_PROBLEM TO WORK ON_
Nothing but a number is needed: the count of lines below that include "minutes".

_RECORDS TO USE_
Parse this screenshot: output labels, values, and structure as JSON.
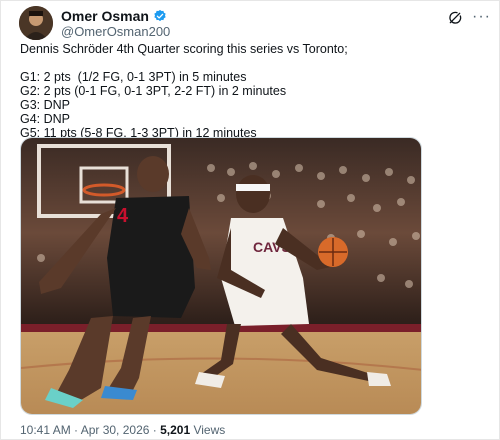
{
  "author": {
    "display_name": "Omer Osman",
    "handle": "@OmerOsman200"
  },
  "tweet": {
    "lines": [
      "Dennis Schröder 4th Quarter scoring this series vs Toronto;",
      "G1: 2 pts  (1/2 FG, 0-1 3PT) in 5 minutes",
      "G2: 2 pts (0-1 FG, 0-1 3PT, 2-2 FT) in 2 minutes",
      "G3: DNP",
      "G4: DNP",
      "G5: 11 pts (5-8 FG, 1-3 3PT) in 12 minutes"
    ],
    "media_description_icon": "basketball-photo",
    "timestamp": "10:41 AM · Apr 30, 2026 · ",
    "views_count": "5,201",
    "views_label": " Views"
  },
  "photo": {
    "left_jersey_number": "4",
    "right_jersey_text": "CAVS"
  },
  "icons": {
    "verified": "verified-badge-icon",
    "grok": "grok-icon",
    "more": "more-icon"
  },
  "colors": {
    "verified_blue": "#1d9bf0",
    "muted_text": "#536471",
    "raptors_black": "#1a1a1a",
    "cavs_white": "#f4f1ec",
    "court": "#c9a06a"
  }
}
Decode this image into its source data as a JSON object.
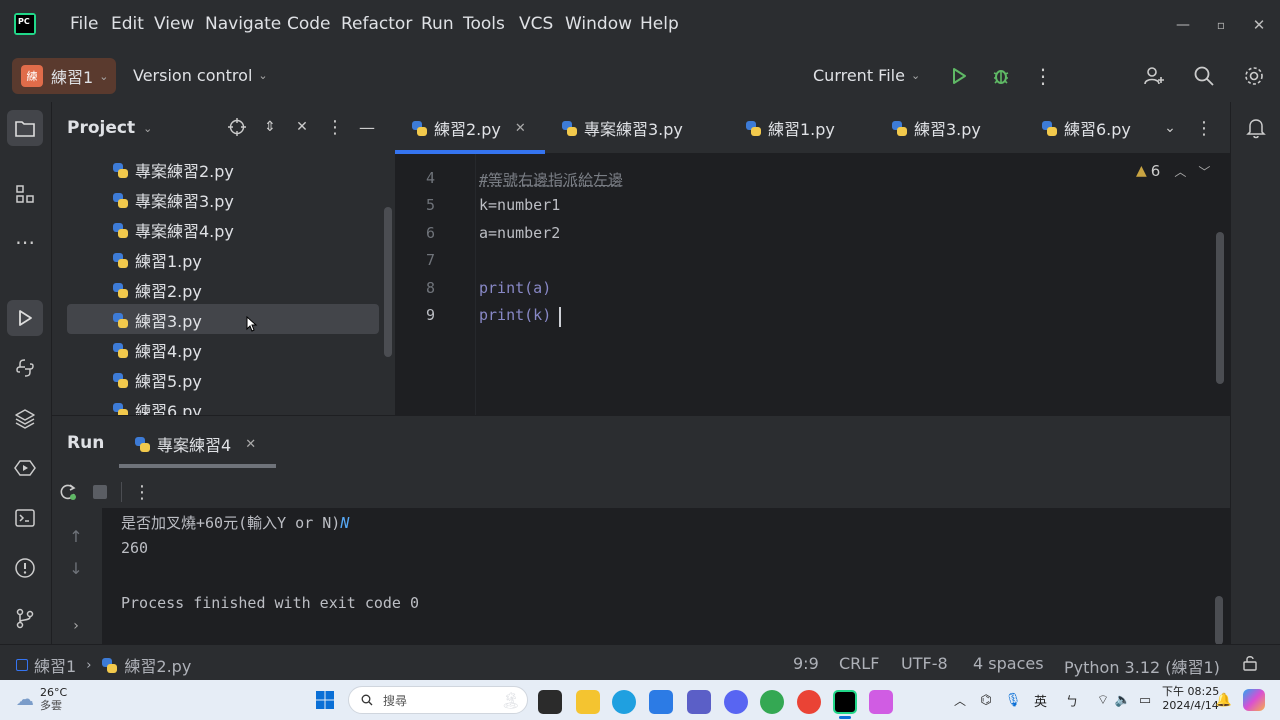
{
  "menubar": {
    "logo": "PC",
    "items": [
      "File",
      "Edit",
      "View",
      "Navigate",
      "Code",
      "Refactor",
      "Run",
      "Tools",
      "VCS",
      "Window",
      "Help"
    ]
  },
  "toolbar": {
    "project_badge": "練",
    "project_name": "練習1",
    "vcs_label": "Version control",
    "run_config": "Current File"
  },
  "project_panel": {
    "title": "Project",
    "files": [
      "專案練習2.py",
      "專案練習3.py",
      "專案練習4.py",
      "練習1.py",
      "練習2.py",
      "練習3.py",
      "練習4.py",
      "練習5.py",
      "練習6.py"
    ],
    "selected_index": 5
  },
  "editor": {
    "tabs": [
      "練習2.py",
      "專案練習3.py",
      "練習1.py",
      "練習3.py",
      "練習6.py"
    ],
    "active_tab": 0,
    "warning_count": "6",
    "lines": [
      {
        "num": "4",
        "text": "#等號右邊指派給左邊"
      },
      {
        "num": "5",
        "text": "k=number1"
      },
      {
        "num": "6",
        "text": "a=number2"
      },
      {
        "num": "7",
        "text": ""
      },
      {
        "num": "8",
        "text": "print(a)"
      },
      {
        "num": "9",
        "text": "print(k)"
      }
    ]
  },
  "run_panel": {
    "title": "Run",
    "tab_label": "專案練習4",
    "output": {
      "prompt": "是否加叉燒+60元(輸入Y or N)",
      "input": "N",
      "result": "260",
      "finished": "Process finished with exit code 0"
    }
  },
  "statusbar": {
    "crumb_project": "練習1",
    "crumb_file": "練習2.py",
    "position": "9:9",
    "line_sep": "CRLF",
    "encoding": "UTF-8",
    "indent": "4 spaces",
    "interpreter": "Python 3.12 (練習1)"
  },
  "taskbar": {
    "weather_temp": "26°C",
    "weather_desc": "多雲",
    "search_placeholder": "搜尋",
    "ime": "英",
    "time": "下午 08:25",
    "date": "2024/4/14"
  },
  "colors": {
    "accent": "#3574f0",
    "run_green": "#5fb865",
    "keyword": "#56a8f5"
  }
}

_YOUR SOLUTION_
3